What do your family portraits, or lack thereof, say about your family?
Jill Sloffer, professional photographer and mother of four, says with a few simple tips, parents can start capturing family moments that are memorable and pleasing to the eye. Sloffer says that when she is working with clients, she wants to capture the personalities of her subjects.
“I love it when it’s not that forced, cheesy grin. I love it when they can interact and just be themselves,” she says.
It doesn’t hurt if it’s natural light, either.
“Having good lighting is better than having a good background,” she says.
The best time to take pictures is either as the sun rises or at sunset; direct lighting often leads to those squinty pictures and a camera’s flash is the harbinger of red-eye snapshots. Make sure your loved ones are facing toward the light source, and choose a background that complements the foreground. Unless you’re shooting your family in front of the Grand Canyon, don’t be afraid to get in close to bring in the focus to where it matters. If it’s a digital camera, take a bunch of different aspects until you get it right.
“It’s natural to want to stand in the prettiest part of your house like, the fireplace mantle, but then you have all these distractions around you,” she says.
“Bargain with them – you get two poses and I get two poses,” she says. “With little ones, you don’t want to drag it out. Make it quick, like a Band-Aid.”

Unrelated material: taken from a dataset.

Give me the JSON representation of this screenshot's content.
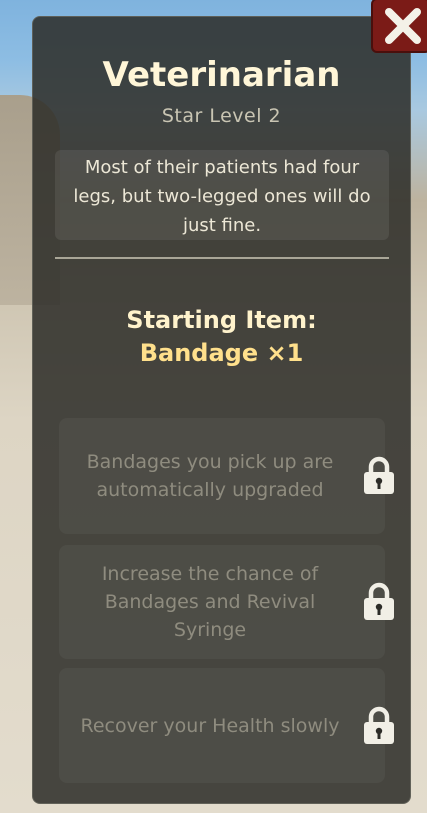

Speaking of drill sergeants – keep the uniformed clothing at home. Pick out outfits that coordinate without being “matchy matchy,” perhaps some of the family wear a solid while others wear a pattern; pick out items that have colors in the same family such as jewel tones or warm colors.
“Doing all the same tops and all the same bottoms is very distracting,” she says. “All you see is a line of white shirts or a line of blue jeans.”
“My son carries around his sister’s old blanket and I take pictures of him with it, because I pray one day he won’t have it,” she says with a laugh. “We’ll be able to look back at them and say, ‘Remember when you take the blanket every where?’ It’s just the kind of stuff you can show to your kids later in life.”
Sloffer says that the scrapbooking website, Project Life (www.beckyhiggins.com), offers parents some ideas for capturing little moments by designating different themes or certain weeks and months where you document every thing that happens; pregnancies and the first six months of a new baby are some other inspirations.
“If you get your 13-cent prints from Walmart or wherever, the color quality is not going to be exactly professional quality,” she says.
If you plan to hang pictures on the wall, you’ll want to go with a larger print than an 8-by-10, but select an array of sizes for a trendy gallery wall display. Sloffer uses an eclectic mix of frames with different shapes and sizes to create a more natural flow for her home display. For the hammer-and-nail impaired, Sloffer suggests heavy-duty picture hanging strips that Velcro the pictures to the wall. They are easy to remove and don’t chip the paint. For kids, hang a clothesline in their room and clip photos along the line that you can easily change as they grow.